The ProdigyDirected by Nicholas McCarthy Publishing House: Orion Pictures Released: 02.08.19 Review by Julian Lytle | February 8, 2019 at 11:30 AM
Basically: Someone thought it was cool to mix The Omen and The Exorcist.
Yo people, where to begin with The Prodigy. With a title like that you would think it was about a really smart kid or maybe a play on an evil version of young Sheldon from The Big Bang Theory, but nah, that’s way off. A young couple in Pennsylvania, Sarah (Taylor Schilling) and John (Peter Mooney) are having a baby. Meanwhile, it’s late at night in Ohio and a young woman, Margaret St. James (Brittany Allen), with a missing hand escapes from a scary looking farmhouse. She gets to the police and they storm the grounds. A man, who seems smart and prolly enjoys some engineering, confronts them and gets killed. At this same time, Sarah and John’s son Miles is born. Over the years Miles seems to excel at everything and so fast. He does things way before he should and he’s in all the special schools. Sarah and John are proud but when young Miles (Jackson Robert Scott) is nine years old he starts to exhibit some really weird behavior—things that make Sarah worry about her son and how she can help him.

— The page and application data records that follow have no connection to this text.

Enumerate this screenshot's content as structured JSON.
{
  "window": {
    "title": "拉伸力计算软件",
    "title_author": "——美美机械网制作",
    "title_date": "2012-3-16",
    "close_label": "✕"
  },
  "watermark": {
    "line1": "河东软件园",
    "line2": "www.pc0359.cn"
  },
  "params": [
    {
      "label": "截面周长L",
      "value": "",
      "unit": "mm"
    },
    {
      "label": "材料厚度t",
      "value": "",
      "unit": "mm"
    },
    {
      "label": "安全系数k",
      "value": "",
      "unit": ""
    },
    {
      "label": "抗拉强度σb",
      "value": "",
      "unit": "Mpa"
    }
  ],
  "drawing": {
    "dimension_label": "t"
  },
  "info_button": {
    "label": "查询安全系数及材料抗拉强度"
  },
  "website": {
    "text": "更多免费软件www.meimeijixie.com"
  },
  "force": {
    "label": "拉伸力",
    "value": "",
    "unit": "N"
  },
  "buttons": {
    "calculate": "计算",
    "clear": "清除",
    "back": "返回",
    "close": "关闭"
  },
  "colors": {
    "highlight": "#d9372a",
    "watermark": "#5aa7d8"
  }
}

The Prodigy is a horror movie so, of course, it has to go through the usual techniques. There are one and a half okay jump scares but it’s not heavy like a slasher movie. Some of the camera work and lighting is great, especially in the dark. Then the movie falls over the edge and you notice that no one turns on the lights. You’ll be in your seat thinking: This could be solved with the light switch, honey. The tension is supposed to be built up by Miles, his intensifying creepiness and his disregard for his parents (most of which will leave you shrugging). Miles’ evil-self is able to defeat adults by threatening them with lying to other adults about abuse and, while the kid feels sinister, he’s far from threatening. The character has a dual personality thing that the young actor tries his best to carry—it’s successful sometimes and at others there’s not much of a difference between personas. This leaves Schilling trying her best to sell the motherly worry. She’s so believable here I completely forget her character on Orange is the New Black. The bulk of the movie revolves around Sarah and Miles. Other characters are on screen but never long enough to feel like whole people.
The Prodigy would most likely be better served as a short film. Around the hour-long mark, the movie feels like it should be over. After that it’s all padding to get to a longer runtime before we reach the climax of the film. The Prodigy might be some type of counter-programming or filling for a slow week. But this ain’t it, y’all, I think horror fans should consider sitting this one out.
In the End: The Prodigy tries to use elements of horror classics to make something new but completely misses the mark. It never decides if it wants to be a mystical horror or a realistic horror movie and it fails because of it.